“So how did Paul respond?” I asked. I poured some Pelegrino into my glass.

“Not well. He said I sounded like I wanted out of the marriage, which wasn’t what I meant at all, I was just voicing an insight I had, and needed to get it out in the open,” she said.

“And you explained that to Paul,” I said.

“Oh yes, but it left him with the doubt. Now he’s brooding over the whole incident.”

The waiter arrived with our salads and french fries and placed them in front of us. “Will that be all?” he said.

“Bring me a steak. Very rare,” she said. Then she turned to me and said, “I need to chew on some flesh. I feel angry. Every time I try to be real with Paul it backfires. I end up feeling guilty. Then I wish I never opened my mouth.”

I pierced a cherry tomato and it squirted onto my blouse. I rubbed the stain with my napkin. That smudged it even more and turned it pink. At least it matched my lipstick and earrings.

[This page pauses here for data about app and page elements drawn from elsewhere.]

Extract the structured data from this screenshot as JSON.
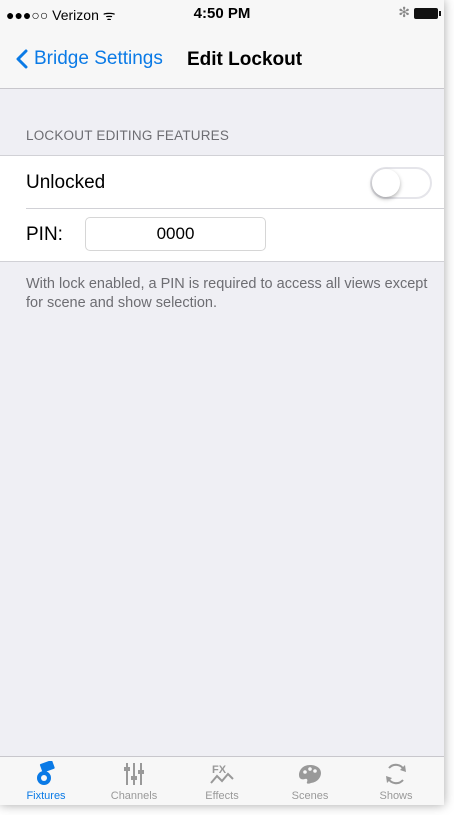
{
  "status_bar": {
    "carrier": "●●●○○ Verizon ᯤ",
    "time": "4:50 PM",
    "bluetooth": "✻"
  },
  "nav": {
    "back_label": "Bridge Settings",
    "title": "Edit Lockout"
  },
  "section": {
    "header": "LOCKOUT EDITING FEATURES"
  },
  "lock_row": {
    "label": "Unlocked",
    "toggle_on": false
  },
  "pin_row": {
    "label": "PIN:",
    "value": "0000"
  },
  "footer": {
    "text": "With lock enabled, a PIN is required to access all views except for scene and show selection."
  },
  "tabs": [
    {
      "label": "Fixtures",
      "icon": "fixtures-icon",
      "active": true
    },
    {
      "label": "Channels",
      "icon": "channels-icon",
      "active": false
    },
    {
      "label": "Effects",
      "icon": "effects-icon",
      "active": false
    },
    {
      "label": "Scenes",
      "icon": "scenes-icon",
      "active": false
    },
    {
      "label": "Shows",
      "icon": "shows-icon",
      "active": false
    }
  ],
  "colors": {
    "accent": "#0a7ae6",
    "inactive_tab": "#999999",
    "background": "#efeff4"
  }
}
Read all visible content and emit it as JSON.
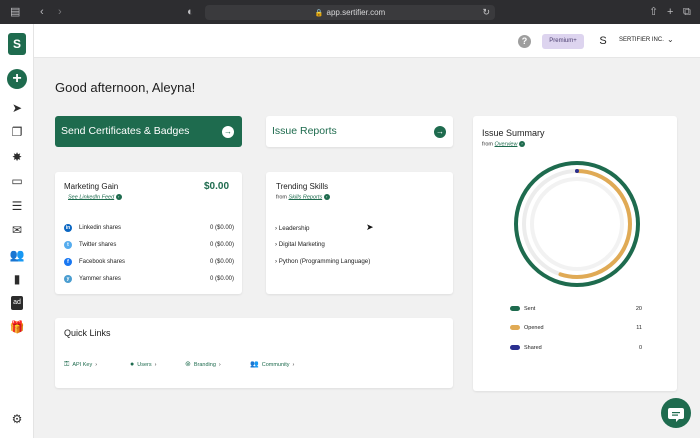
{
  "browser": {
    "url": "app.sertifier.com"
  },
  "topbar": {
    "help_icon": "?",
    "premium_label": "Premium+",
    "avatar_letter": "S",
    "org_name": "SERTIFIER INC.",
    "org_chevron": "⌄"
  },
  "sidebar": {
    "logo": "S",
    "add": "+",
    "settings_icon": "⚙"
  },
  "greeting": "Good afternoon, Aleyna!",
  "actions": {
    "send_label": "Send Certificates & Badges",
    "issue_reports_label": "Issue Reports"
  },
  "marketing": {
    "title": "Marketing Gain",
    "value": "$0.00",
    "link": "See LinkedIn Feed",
    "shares": [
      {
        "label": "Linkedin shares",
        "value": "0 ($0.00)",
        "icon": "in",
        "color": "#0a66c2"
      },
      {
        "label": "Twitter shares",
        "value": "0 ($0.00)",
        "icon": "t",
        "color": "#55acee"
      },
      {
        "label": "Facebook shares",
        "value": "0 ($0.00)",
        "icon": "f",
        "color": "#1877f2"
      },
      {
        "label": "Yammer shares",
        "value": "0 ($0.00)",
        "icon": "y",
        "color": "#4a9dd0"
      }
    ]
  },
  "skills": {
    "title": "Trending Skills",
    "from_label": "from",
    "link": "Skills Reports",
    "items": [
      "Leadership",
      "Digital Marketing",
      "Python (Programming Language)"
    ]
  },
  "quick_links": {
    "title": "Quick Links",
    "items": [
      {
        "label": "API Key",
        "icon": "key-icon"
      },
      {
        "label": "Users",
        "icon": "user-icon"
      },
      {
        "label": "Branding",
        "icon": "branding-icon"
      },
      {
        "label": "Community",
        "icon": "community-icon"
      }
    ]
  },
  "issue_summary": {
    "title": "Issue Summary",
    "from_label": "from",
    "link": "Overview",
    "legend": [
      {
        "label": "Sent",
        "value": 20,
        "color": "#1e6b4e"
      },
      {
        "label": "Opened",
        "value": 11,
        "color": "#e0aa55"
      },
      {
        "label": "Shared",
        "value": 0,
        "color": "#2a2f8f"
      }
    ]
  },
  "colors": {
    "brand": "#1e6b4e",
    "opened": "#e0aa55",
    "shared": "#2a2f8f"
  }
}
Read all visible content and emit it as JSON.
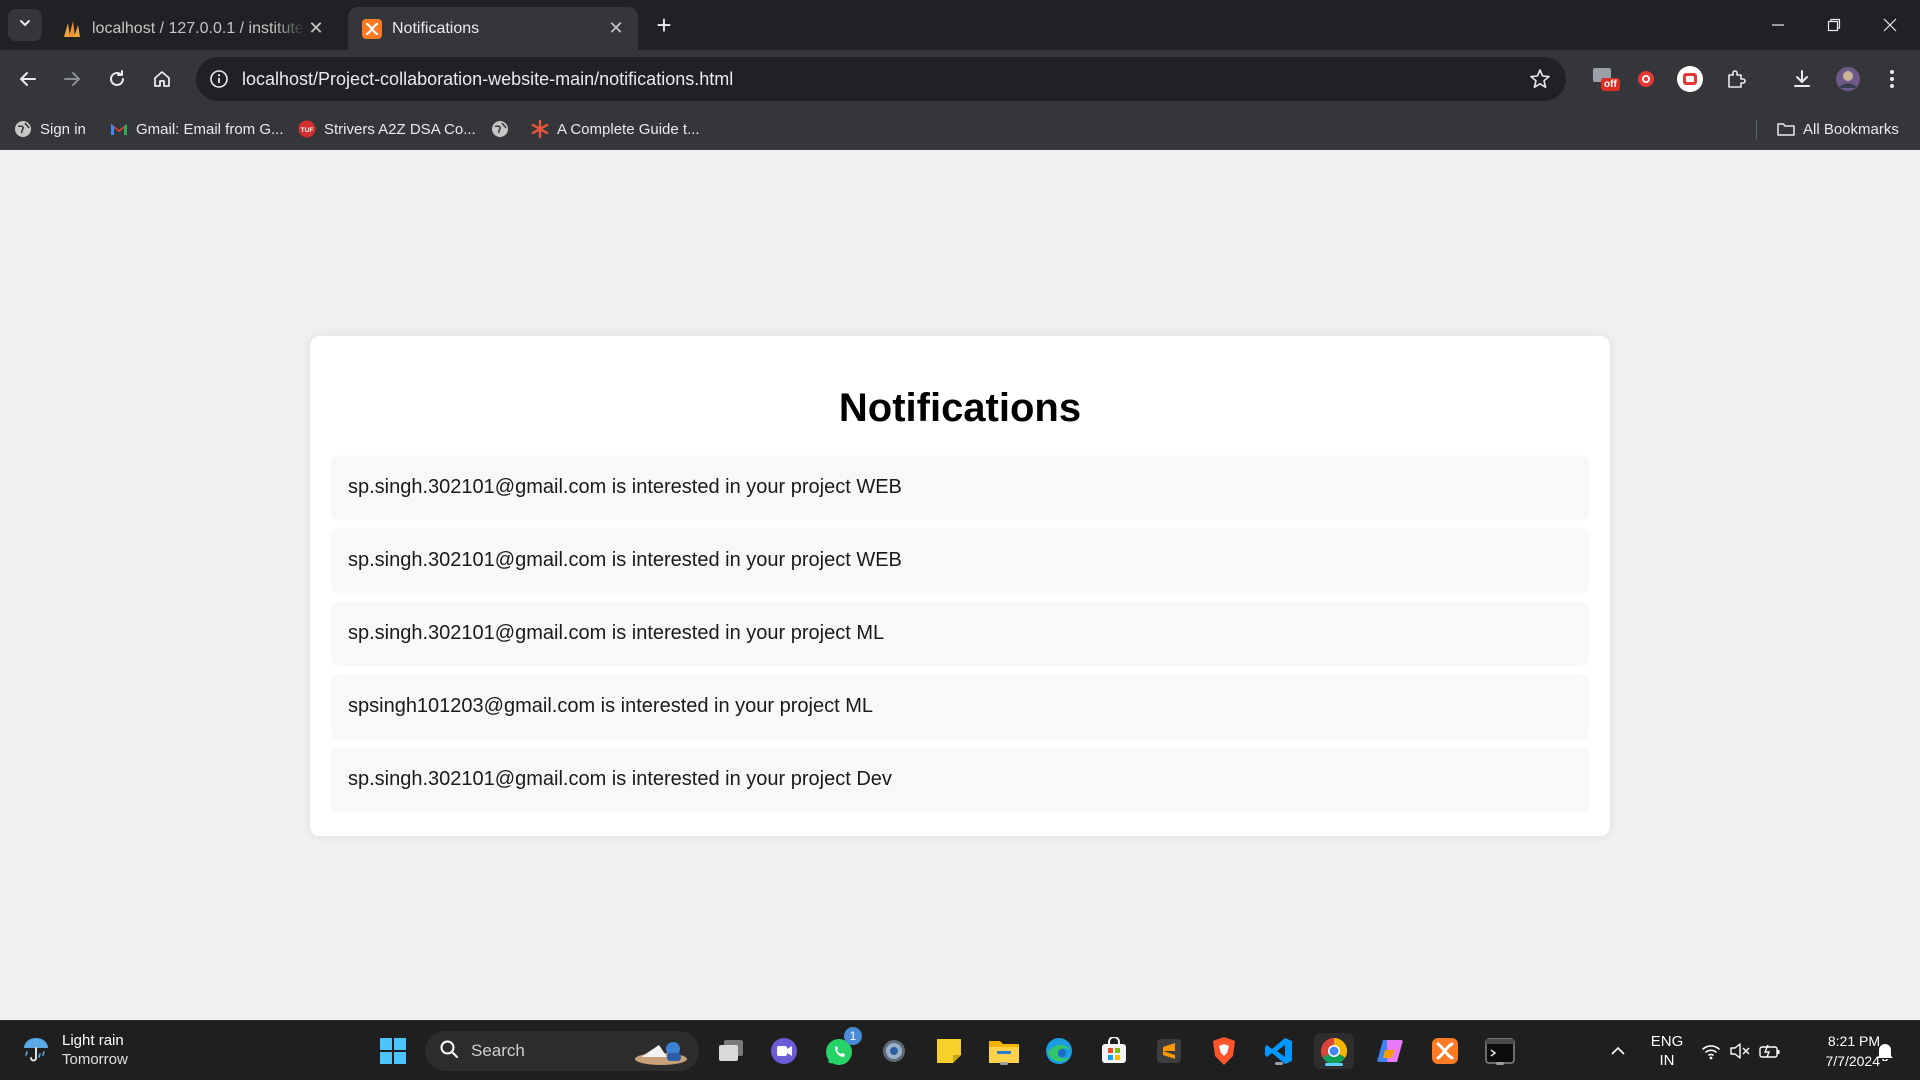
{
  "browser": {
    "tabs": [
      {
        "title": "localhost / 127.0.0.1 / institute_",
        "favicon": "phpmyadmin-icon",
        "active": false
      },
      {
        "title": "Notifications",
        "favicon": "xampp-icon",
        "active": true
      }
    ],
    "address": {
      "url": "localhost/Project-collaboration-website-main/notifications.html"
    },
    "extensions": {
      "badge_text": "off"
    },
    "bookmarks": [
      {
        "label": "Sign in",
        "icon": "globe-icon"
      },
      {
        "label": "Gmail: Email from G...",
        "icon": "gmail-icon"
      },
      {
        "label": "Strivers A2Z DSA Co...",
        "icon": "tuf-icon"
      },
      {
        "label": "",
        "icon": "globe-icon"
      },
      {
        "label": "A Complete Guide t...",
        "icon": "asterisk-icon"
      }
    ],
    "all_bookmarks_label": "All Bookmarks"
  },
  "page": {
    "heading": "Notifications",
    "notifications": [
      "sp.singh.302101@gmail.com is interested in your project WEB",
      "sp.singh.302101@gmail.com is interested in your project WEB",
      "sp.singh.302101@gmail.com is interested in your project ML",
      "spsingh101203@gmail.com is interested in your project ML",
      "sp.singh.302101@gmail.com is interested in your project Dev"
    ]
  },
  "taskbar": {
    "weather": {
      "line1": "Light rain",
      "line2": "Tomorrow"
    },
    "search_label": "Search",
    "whatsapp_badge": "1",
    "language": {
      "line1": "ENG",
      "line2": "IN"
    },
    "clock": {
      "time": "8:21 PM",
      "date": "7/7/2024"
    }
  },
  "colors": {
    "tabstrip": "#202124",
    "toolbar": "#35363a",
    "page_bg": "#f0f0f0",
    "card_bg": "#ffffff",
    "notification_bg": "#f8f8f8",
    "taskbar": "#1f1f1f",
    "accent": "#60cdff"
  }
}
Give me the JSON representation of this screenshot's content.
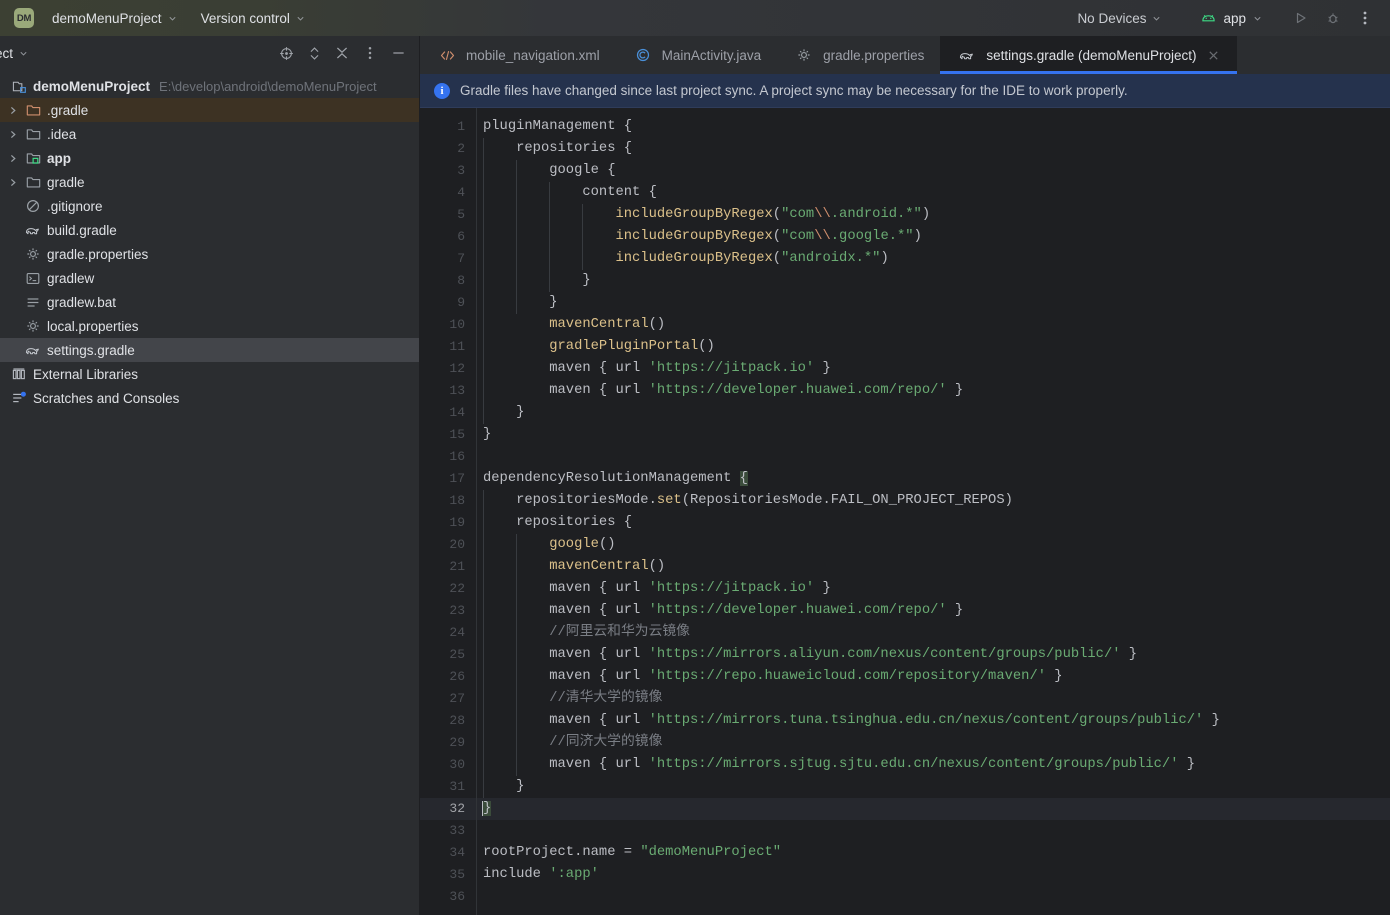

“Give Paul a few days. He’ll come out of it,” I said.

“Maybe. I swear, I’m not going to expose what I’m thinking to him any more. He clearly can’t handle it,” Sabrina said.

The waiter arrived with a very large steak on a white plate and put it down in front of her. “Will that be all?” he said.

Sabrina waved him off and dug in. Blood oozed out in all directions. She cut the entire thing into bite size pieces and then put her knife and fork down.

“That was better than therapy,” she said finishing off her drink. “Let’s get out of here.”

Calvin says, “What a tragedy! At least ask for a doggie bag!”

Conversations on the Run3

“There’s something cool about donating blood,” one woman said to another.

“Yes, it goes into somebody else,” the other said.

“And then it makes you look intently at people’s eyes on the street to see if you recognize them,” said the first.

 

“It’s a shame paramedics don’t work on commission.”

 

“Do they use real blood in the movies?”

“Yea, just head into the truck that’s parked on the lot.”

“Is it a Red Cross truck?”

“No, a Paramount truck.”

 

“I couldn’t paint yesterday. The moon wasn’t in the right place.”

 

A friend asked a recent immigrant what his first words in English were. “Paper or plastic?” he said.

 

“I’ve outgrown my hair.

 

“It’s sad that the best compliments I get are from a fortune cookie.”

 

“I sunburned my plums.”

 

“I’m the third generation of wandering souls. I’m real good at leaving.”

 

“She’s in love and she hasn’t met him yet.”

Center Stage

People don’t want to be fixed. They want to be loved. They want somebody to listen to them. They long for the spotlight. To be the center of the universe, even if the universe is a family, a club, or an office. There are some who demand a larger stage. They become actors and politicians. Where do these people go when time catches up to them? They write memoirs, of course. They believe their audience still cares. Like Tony Blair. I bought the book. I read four chapters. Yawn. It proves once again that nothing interests people so much as themselves.

Calvin says, “That’s why a dog is still a man’s best friend. We keep the illusion going.”